# Problem description
Output the data below exactly. Leave nothing out.

=== Provided records ===

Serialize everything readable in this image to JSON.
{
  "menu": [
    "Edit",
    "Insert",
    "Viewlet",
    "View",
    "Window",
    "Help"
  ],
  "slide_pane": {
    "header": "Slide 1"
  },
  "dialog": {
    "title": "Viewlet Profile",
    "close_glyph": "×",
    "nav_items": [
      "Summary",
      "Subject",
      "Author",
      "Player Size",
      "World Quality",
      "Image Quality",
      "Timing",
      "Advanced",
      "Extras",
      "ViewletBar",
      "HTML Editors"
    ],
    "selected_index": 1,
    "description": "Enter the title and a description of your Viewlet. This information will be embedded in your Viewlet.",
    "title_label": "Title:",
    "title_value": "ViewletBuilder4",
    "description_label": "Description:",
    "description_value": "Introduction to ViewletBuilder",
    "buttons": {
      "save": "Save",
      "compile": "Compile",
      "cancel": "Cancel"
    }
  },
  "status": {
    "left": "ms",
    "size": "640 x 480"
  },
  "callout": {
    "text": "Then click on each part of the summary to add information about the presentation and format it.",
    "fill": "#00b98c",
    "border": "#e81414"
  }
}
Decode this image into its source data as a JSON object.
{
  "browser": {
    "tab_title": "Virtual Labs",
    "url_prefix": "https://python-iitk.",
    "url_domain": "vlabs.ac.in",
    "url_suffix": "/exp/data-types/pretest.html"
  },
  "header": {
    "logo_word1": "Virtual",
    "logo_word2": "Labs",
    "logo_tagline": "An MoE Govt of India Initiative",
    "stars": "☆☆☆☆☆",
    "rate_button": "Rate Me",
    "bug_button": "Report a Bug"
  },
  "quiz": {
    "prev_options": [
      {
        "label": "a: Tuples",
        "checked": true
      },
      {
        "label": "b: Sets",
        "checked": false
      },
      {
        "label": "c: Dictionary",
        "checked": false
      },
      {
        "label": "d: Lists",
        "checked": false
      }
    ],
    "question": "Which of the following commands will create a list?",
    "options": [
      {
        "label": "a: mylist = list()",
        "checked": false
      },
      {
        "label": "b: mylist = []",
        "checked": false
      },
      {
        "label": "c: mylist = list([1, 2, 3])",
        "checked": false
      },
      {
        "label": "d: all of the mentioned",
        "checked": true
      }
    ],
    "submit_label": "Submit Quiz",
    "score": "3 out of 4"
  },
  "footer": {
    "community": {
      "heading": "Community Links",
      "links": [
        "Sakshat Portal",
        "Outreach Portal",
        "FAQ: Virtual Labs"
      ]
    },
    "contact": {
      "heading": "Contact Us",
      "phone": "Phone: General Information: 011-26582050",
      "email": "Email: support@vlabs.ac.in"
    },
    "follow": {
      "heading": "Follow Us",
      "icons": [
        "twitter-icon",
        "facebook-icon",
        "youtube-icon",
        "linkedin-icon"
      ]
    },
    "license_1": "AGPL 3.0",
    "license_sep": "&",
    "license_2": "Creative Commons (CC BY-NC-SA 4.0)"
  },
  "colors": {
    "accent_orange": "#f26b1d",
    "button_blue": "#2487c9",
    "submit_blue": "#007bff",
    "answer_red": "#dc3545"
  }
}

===

# Reply
Serialize everything readable in this image to JSON.
{
  "menu": [
    "Edit",
    "Insert",
    "Viewlet",
    "View",
    "Window",
    "Help"
  ],
  "slide_pane": {
    "header": "Slide 1"
  },
  "dialog": {
    "title": "Viewlet Profile",
    "close_glyph": "×",
    "nav_items": [
      "Summary",
      "Subject",
      "Author",
      "Player Size",
      "World Quality",
      "Image Quality",
      "Timing",
      "Advanced",
      "Extras",
      "ViewletBar",
      "HTML Editors"
    ],
    "selected_index": 1,
    "description": "Enter the title and a description of your Viewlet. This information will be embedded in your Viewlet.",
    "title_label": "Title:",
    "title_value": "ViewletBuilder4",
    "description_label": "Description:",
    "description_value": "Introduction to ViewletBuilder",
    "buttons": {
      "save": "Save",
      "compile": "Compile",
      "cancel": "Cancel"
    }
  },
  "status": {
    "left": "ms",
    "size": "640 x 480"
  },
  "callout": {
    "text": "Then click on each part of the summary to add information about the presentation and format it.",
    "fill": "#00b98c",
    "border": "#e81414"
  }
}
Decode this image into its source data as a JSON object.
{
  "browser": {
    "tab_title": "Virtual Labs",
    "url_prefix": "https://python-iitk.",
    "url_domain": "vlabs.ac.in",
    "url_suffix": "/exp/data-types/pretest.html"
  },
  "header": {
    "logo_word1": "Virtual",
    "logo_word2": "Labs",
    "logo_tagline": "An MoE Govt of India Initiative",
    "stars": "☆☆☆☆☆",
    "rate_button": "Rate Me",
    "bug_button": "Report a Bug"
  },
  "quiz": {
    "prev_options": [
      {
        "label": "a: Tuples",
        "checked": true
      },
      {
        "label": "b: Sets",
        "checked": false
      },
      {
        "label": "c: Dictionary",
        "checked": false
      },
      {
        "label": "d: Lists",
        "checked": false
      }
    ],
    "question": "Which of the following commands will create a list?",
    "options": [
      {
        "label": "a: mylist = list()",
        "checked": false
      },
      {
        "label": "b: mylist = []",
        "checked": false
      },
      {
        "label": "c: mylist = list([1, 2, 3])",
        "checked": false
      },
      {
        "label": "d: all of the mentioned",
        "checked": true
      }
    ],
    "submit_label": "Submit Quiz",
    "score": "3 out of 4"
  },
  "footer": {
    "community": {
      "heading": "Community Links",
      "links": [
        "Sakshat Portal",
        "Outreach Portal",
        "FAQ: Virtual Labs"
      ]
    },
    "contact": {
      "heading": "Contact Us",
      "phone": "Phone: General Information: 011-26582050",
      "email": "Email: support@vlabs.ac.in"
    },
    "follow": {
      "heading": "Follow Us",
      "icons": [
        "twitter-icon",
        "facebook-icon",
        "youtube-icon",
        "linkedin-icon"
      ]
    },
    "license_1": "AGPL 3.0",
    "license_sep": "&",
    "license_2": "Creative Commons (CC BY-NC-SA 4.0)"
  },
  "colors": {
    "accent_orange": "#f26b1d",
    "button_blue": "#2487c9",
    "submit_blue": "#007bff",
    "answer_red": "#dc3545"
  }
}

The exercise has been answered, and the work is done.